Methods 100 consecutive admissions to the Scottish National Advanced Heart Failure Service at the Golden Jubilee National Hospital, Glasgow who were aged below 65 and had an echocardiogram and ECG available. Ejection fraction was quantified using the Simpson's biplane method. ECGs were independently assessed by two cardiologists blinded to the result of the echocardiograms. Any disagreements were resolved by a third cardiologist. Majorly abnormal ECGs contained ≥1 of: Q-waves, left ventricular hypertrophy (LVH), bundle branch block and atrial fibrillation. Presence of Q waves was assessed subjectively by the two assessors and then using criteria as defined by the Universal Definition of Myocardial Infarction by a third assessor. Similarly the presence of LVH was assessed subjectively and using the Sokolow-Lyon Index. Minor abnormalities of ECG included atrial enlargement, bradycardia, tachycardia, broadening of QRS complex, poor R wave progression, left or right axis deviation, myocardial ischaemia, first degree atrioventricular block, and non-specific ST-T wave changes.
Results Of 100 consecutive patients, 77 were males and 23 females. Mean age was 50 years (range 18–64). 76 had major ECG abnormalities. 22 had only minor ECG abnormalities and no major ECG abnormalities; two had no abnormalities. All patient groups had marked LV systolic dysfunction (ejection fractions of 28.6% ±2.8, 28.4% ±3.4, 25.5% ±6.9 for those with major, minor and no abnormalities on ECG respectively). Analysis by criteria for Q waves demonstrated 71 had major ECG abnormalities, 27 had minor ECG abnormalities and 2 had none. Analysis by criteria for LVH gave the same results as the initial cardiological analysis.

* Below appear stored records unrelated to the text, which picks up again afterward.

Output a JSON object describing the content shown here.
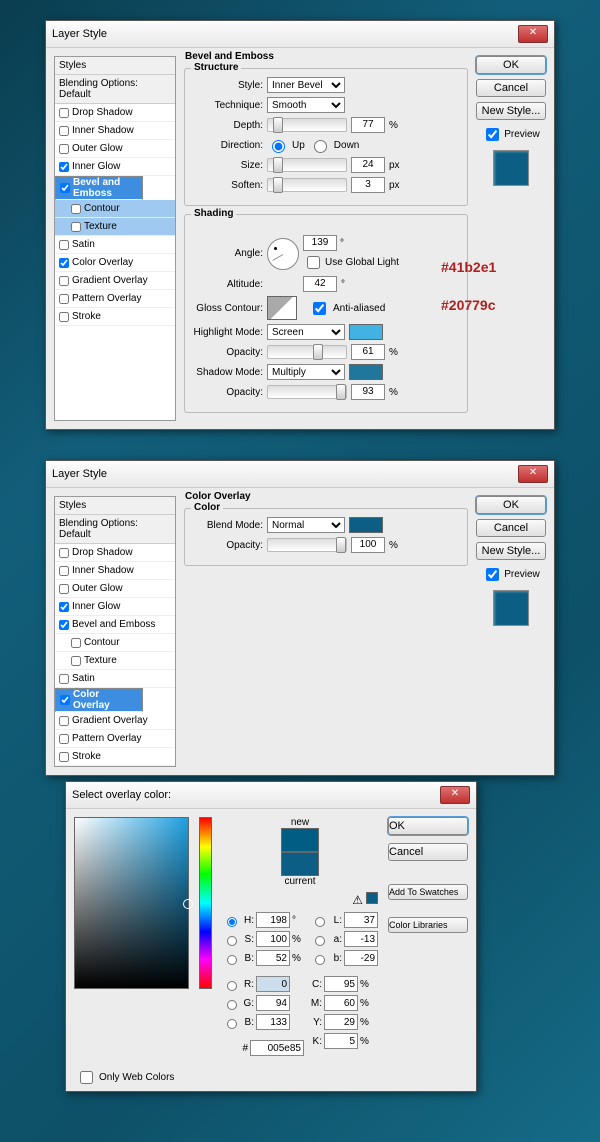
{
  "d1": {
    "title": "Layer Style",
    "styles_hdr": "Styles",
    "blend_hdr": "Blending Options: Default",
    "opts": [
      "Drop Shadow",
      "Inner Shadow",
      "Outer Glow",
      "Inner Glow",
      "Bevel and Emboss",
      "Contour",
      "Texture",
      "Satin",
      "Color Overlay",
      "Gradient Overlay",
      "Pattern Overlay",
      "Stroke"
    ],
    "checked": {
      "3": true,
      "4": true,
      "8": true
    },
    "panel_title": "Bevel and Emboss",
    "structure": "Structure",
    "style_lbl": "Style:",
    "style_val": "Inner Bevel",
    "tech_lbl": "Technique:",
    "tech_val": "Smooth",
    "depth_lbl": "Depth:",
    "depth_val": "77",
    "depth_u": "%",
    "dir_lbl": "Direction:",
    "dir_up": "Up",
    "dir_down": "Down",
    "size_lbl": "Size:",
    "size_val": "24",
    "size_u": "px",
    "soft_lbl": "Soften:",
    "soft_val": "3",
    "soft_u": "px",
    "shading": "Shading",
    "angle_lbl": "Angle:",
    "angle_val": "139",
    "angle_u": "°",
    "global": "Use Global Light",
    "alt_lbl": "Altitude:",
    "alt_val": "42",
    "alt_u": "°",
    "gc_lbl": "Gloss Contour:",
    "aa": "Anti-aliased",
    "hl_lbl": "Highlight Mode:",
    "hl_val": "Screen",
    "hl_color": "#41b2e1",
    "op_lbl": "Opacity:",
    "hl_op": "61",
    "op_u": "%",
    "sh_lbl": "Shadow Mode:",
    "sh_val": "Multiply",
    "sh_color": "#20779c",
    "sh_op": "93",
    "annot1": "#41b2e1",
    "annot2": "#20779c"
  },
  "btns": {
    "ok": "OK",
    "cancel": "Cancel",
    "newstyle": "New Style...",
    "preview": "Preview"
  },
  "d2": {
    "title": "Layer Style",
    "panel_title": "Color Overlay",
    "color_grp": "Color",
    "bm_lbl": "Blend Mode:",
    "bm_val": "Normal",
    "bm_color": "#0d5e85",
    "op_lbl": "Opacity:",
    "op_val": "100",
    "op_u": "%"
  },
  "d3": {
    "title": "Select overlay color:",
    "new": "new",
    "current": "current",
    "addsw": "Add To Swatches",
    "colorlib": "Color Libraries",
    "H": "H:",
    "Hv": "198",
    "Hu": "°",
    "S": "S:",
    "Sv": "100",
    "Su": "%",
    "B": "B:",
    "Bv": "52",
    "Bu": "%",
    "R": "R:",
    "Rv": "0",
    "G": "G:",
    "Gv": "94",
    "Bb": "B:",
    "Bbv": "133",
    "L": "L:",
    "Lv": "37",
    "a": "a:",
    "av": "-13",
    "b": "b:",
    "bv": "-29",
    "C": "C:",
    "Cv": "95",
    "Cu": "%",
    "M": "M:",
    "Mv": "60",
    "Mu": "%",
    "Y": "Y:",
    "Yv": "29",
    "Yu": "%",
    "K": "K:",
    "Kv": "5",
    "Ku": "%",
    "hash": "#",
    "hex": "005e85",
    "web": "Only Web Colors"
  }
}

Conclusion Only 71%–76% of patients under the age of 65 have major ECG abnormalities, compared to 98% of patients of any age (2). Young patients with heart failure often have minor ECG abnormalities in the absence of major ECG abnormalities. The index of suspicion of heart failure in young symptomatic patients should be high even in the absence of major ECG.
- Heart failure